♫ Down in New Orleans where the blues was born, it takes a cool cat to blow a horn ♪ Ah yes, those opening lyrics to the quintessential sound of Mardi Gras, sung by The Hawketts, “The Mardi Gras Mambo,” gets both locals and visitors alike in the mood to dance in the street. You can get your Mambo Grove on here: https://www.youtube.com/watch?v=L1fBDVNn1pU
Yes, my friends, it will Mardi Gras time down in New Orleans when you are here for the FMF 2023. Friday February 10th is the first night of the major parades that will lead up to Mardi Gras Day. And three will roll that evening passing about five blocks from the hotel.
How much do you know about “Fat Tuesday” and the Mardi Gras Season? Tuesday, February 21 is Mardi Gras Day in 2023. That day marks the end of the Mardi Gras season, and the beginning of Lent is the following day.
The Mardi Gras season is actually determined by two Christian holidays, Christmas and Easter. The season varies in length because Christmas is a stationary holiday, whereas Easter is not. Easter is the first Sunday following the first full moon after the Spring Equinox. Mardi Gras Day will be 47 days prior to Easter Sunday. So, Easter can fall on any Sunday between March 23 and April 25, thus making Mardi Gras Day fall on any Tuesday between February 3 to March 9.

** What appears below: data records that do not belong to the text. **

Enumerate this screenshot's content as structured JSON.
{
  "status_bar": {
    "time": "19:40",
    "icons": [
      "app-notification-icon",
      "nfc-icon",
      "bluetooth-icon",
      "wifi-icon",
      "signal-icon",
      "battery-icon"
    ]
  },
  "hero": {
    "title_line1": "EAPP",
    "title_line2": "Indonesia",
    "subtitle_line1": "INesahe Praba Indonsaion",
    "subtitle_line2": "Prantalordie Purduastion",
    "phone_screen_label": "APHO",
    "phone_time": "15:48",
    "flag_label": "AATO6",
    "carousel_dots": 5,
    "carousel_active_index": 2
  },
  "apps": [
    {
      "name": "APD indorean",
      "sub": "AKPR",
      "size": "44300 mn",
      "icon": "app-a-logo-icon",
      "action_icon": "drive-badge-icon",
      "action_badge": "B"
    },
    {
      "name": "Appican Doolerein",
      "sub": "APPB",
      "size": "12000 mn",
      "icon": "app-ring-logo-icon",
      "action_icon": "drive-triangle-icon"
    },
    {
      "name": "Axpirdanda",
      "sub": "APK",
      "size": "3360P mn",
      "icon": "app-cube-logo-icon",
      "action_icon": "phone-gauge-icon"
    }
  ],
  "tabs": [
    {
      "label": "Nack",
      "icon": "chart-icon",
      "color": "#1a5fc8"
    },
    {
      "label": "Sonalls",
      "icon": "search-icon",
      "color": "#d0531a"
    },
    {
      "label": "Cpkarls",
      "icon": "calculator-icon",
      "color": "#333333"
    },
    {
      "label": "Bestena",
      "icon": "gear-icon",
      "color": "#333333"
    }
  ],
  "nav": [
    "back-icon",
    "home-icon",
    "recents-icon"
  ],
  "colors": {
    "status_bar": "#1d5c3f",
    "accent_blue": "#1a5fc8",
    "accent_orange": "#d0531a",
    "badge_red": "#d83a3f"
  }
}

As for the beginning of the Mardi Gras season, well that is the same every year. It is always 12 days after Christmas, which is January 6. This day is celebrated in Christian religions as the Epiphany, and also known as King’s Day. This day has also been referred to as Twelfth Night. In New Orleans we also know it as the day that the King Cakes come out. What’s a King Cake? Check this out to learn more about it.
Here are some other interesting things about Mardi Gras that you may not know:
The Colors of Mardi Gras are purple, green and gold. They represent justice, faith, and power, respectively.
Mardi Gras Day is the only day it is legal to walk the streets of New Orleans with a mask on. But you have to remove it at 6PM.
The French Quarter, and particularly Bourbon Street, is known for its partying atmosphere that extends well into the wee hours of the morning. However, the one time of the year that revelry comes to an end early is when the clock strikes Midnight on Fat Tuesday night, thus marking the end of Mardi Gras and the beginning of Lent. The NOPD will clear Bourbon Street on this day with the assistance of their Mounted Division.
The first Mardi Gras Celebration was held in 1699 about 60 miles south of present-day New Orleans on the opposite side of the Mississippi River at a point named by explorer Iberville as Point du Mardi Gras.
Although the first celebration dates back to 1699, the first Mardi Gras Parade in New Orleans was in 1837.
Now, as far as the first Mardi Gras Parade celebration in the US, well it is believed that it was held in Mobile, AL in 1703…when Mobile was the capital of LOUISIANA. What? After doing a little research on that, I did find evidence to support that…Hmmm??
No matter where the first Mardi Gras parade was celebrated, who celebrates it today or how it is celebrated around the world, the ONE PLACE that puts on Mardi Gras with the passion, revelry, parades, and festivities like no other place in the world is… NEW ORLEANS BABY!!
Check out more here from Arthur Hardy, THE Mardi Gras Historian.
In closing here is one more fun fact about our culture:
New Orleans is eccentric if nothing else. The first Carnival Krewe was Comus in 1857. The second Krewe didn’t come along until 1870, but today there are more than 50. Don’t worry if your Cajun French is rusty: “laissez les bon temps rouler” is a phrase that you will hear much during Mardi Gras, and many others for that matter. Pronounced “Lay-say le bon tom roll-lay”, it means “let the good times roll.”
I hope to see everyone in February – “Laissez les bons temps rouler!”
HAPPY MARDI GRAS!